2What part of your job would you point out as a favorite? What motivates you in your daily job?
I would say that there is one personal and one professional moment to this matter. A personal moment, I like working in an international environment, with people from different cultures, languages, interests, attitudes. For example, in our office, colleagues come from more than 15 countries and speak more than 20 languages. On the other hand, just this week, for example, I communicated with people from Bangkok, Mumbai, London, Kampala, etc. This kind of interaction simply enriches you and makes you a better person every day. And as for the professional moment, it is also the answer to the question what motivates me every day. The fact that with your analysis and advice, at least in one micro part, you are participating in improving the lives of people in countries around the world. I am still an idealist in these matters.
3Do you remember what was the best decision you made regarding your career?
It was certainly a decision to return to Croatia and get a job at the Croatian National Bank after my master's degree in Spain. At the time, my option was to go to the WTO in Switzerland or the CNB. I believe that this decision has significantly contributed to healthy and quality development, although in the short term it was certainly more financially unfavorable.
4To what extent has EFRI influenced your career choices and your current approach to work?
One great advantage of EFRI is that it gives you a wide range of knowledge and skills that you can apply in different sectors, whether in the private or public sector or the scientific community. This also allowed me to spend some time in the private sector, and after that to successfully get a job at the Croatian National Bank in research. This feature of the study is very important because many people at the age of 18 do not know exactly what they want to do later. In addition, the emphasis on excellence was very important to me. Here I would like to highlight the memory of the late prof. Sever who very often used to say, "Whatever you do in life, always do your best." And that is a principle that I adhere to even today, privately and professionally. I would add, if you don't do something with your heart, you do something else.
5What is your advice to other alumni, present and future?

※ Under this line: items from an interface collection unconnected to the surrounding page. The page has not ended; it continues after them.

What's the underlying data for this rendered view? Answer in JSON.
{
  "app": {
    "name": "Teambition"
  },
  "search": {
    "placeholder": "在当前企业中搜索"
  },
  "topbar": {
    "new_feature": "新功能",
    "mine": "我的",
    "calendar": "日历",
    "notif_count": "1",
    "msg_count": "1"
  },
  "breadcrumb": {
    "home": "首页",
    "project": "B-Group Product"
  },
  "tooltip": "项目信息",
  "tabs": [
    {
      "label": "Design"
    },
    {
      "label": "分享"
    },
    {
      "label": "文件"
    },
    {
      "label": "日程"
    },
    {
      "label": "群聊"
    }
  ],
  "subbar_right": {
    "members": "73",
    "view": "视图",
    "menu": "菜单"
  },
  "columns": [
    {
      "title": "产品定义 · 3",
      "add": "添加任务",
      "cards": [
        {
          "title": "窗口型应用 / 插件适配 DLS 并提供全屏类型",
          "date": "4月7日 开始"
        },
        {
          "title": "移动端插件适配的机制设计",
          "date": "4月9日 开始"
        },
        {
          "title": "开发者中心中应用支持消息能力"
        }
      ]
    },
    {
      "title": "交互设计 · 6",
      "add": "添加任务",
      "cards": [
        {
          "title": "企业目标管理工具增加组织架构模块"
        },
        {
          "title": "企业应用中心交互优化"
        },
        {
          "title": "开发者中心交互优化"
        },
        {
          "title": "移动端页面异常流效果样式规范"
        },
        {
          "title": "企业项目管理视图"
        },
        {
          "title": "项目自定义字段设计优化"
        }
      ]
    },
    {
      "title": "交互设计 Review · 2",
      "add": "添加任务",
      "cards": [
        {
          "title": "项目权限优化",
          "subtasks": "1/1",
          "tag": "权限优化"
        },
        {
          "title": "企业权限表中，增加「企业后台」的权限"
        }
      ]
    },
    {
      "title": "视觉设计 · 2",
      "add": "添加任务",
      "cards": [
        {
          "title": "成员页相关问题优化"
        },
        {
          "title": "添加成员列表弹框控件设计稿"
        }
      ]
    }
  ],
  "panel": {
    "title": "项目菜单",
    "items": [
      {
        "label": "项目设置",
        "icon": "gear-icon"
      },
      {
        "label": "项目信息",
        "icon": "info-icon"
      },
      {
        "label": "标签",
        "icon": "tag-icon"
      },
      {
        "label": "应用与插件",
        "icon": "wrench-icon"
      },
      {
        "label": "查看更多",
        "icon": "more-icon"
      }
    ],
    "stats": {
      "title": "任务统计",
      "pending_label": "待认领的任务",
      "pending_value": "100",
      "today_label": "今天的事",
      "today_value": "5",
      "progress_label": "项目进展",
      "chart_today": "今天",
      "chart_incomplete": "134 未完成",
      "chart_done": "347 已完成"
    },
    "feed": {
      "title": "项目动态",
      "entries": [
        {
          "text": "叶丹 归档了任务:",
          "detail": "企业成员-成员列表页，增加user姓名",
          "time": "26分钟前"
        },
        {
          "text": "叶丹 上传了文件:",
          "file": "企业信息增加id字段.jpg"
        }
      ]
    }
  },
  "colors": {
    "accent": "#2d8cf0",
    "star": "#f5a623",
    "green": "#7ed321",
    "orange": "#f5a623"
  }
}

I would say to future alumni that they take care that the business they have in mind now may not exist in 5, 10 or 15 years. And to therefore use the time at the faculty not only as a place to acquire basic knowledge, but to a significant extent also to acquire various skills, networking, participation in courses, exchanges, conferences, projects and programs. You’re a covid generation, and maybe the world looks weird to you right now. But more than ever, the whole world is now your playground, your possibilities are limitless and just be brave in entering that market. In doing so, always be grateful for what Rijeka and EFRI gave you. I want the current alumni to continue to build a better world, better than we inherited it. And, if possible, with their knowledge, experience and acquaintances, actively contribute to the development and strengthening of EFRI Alumni.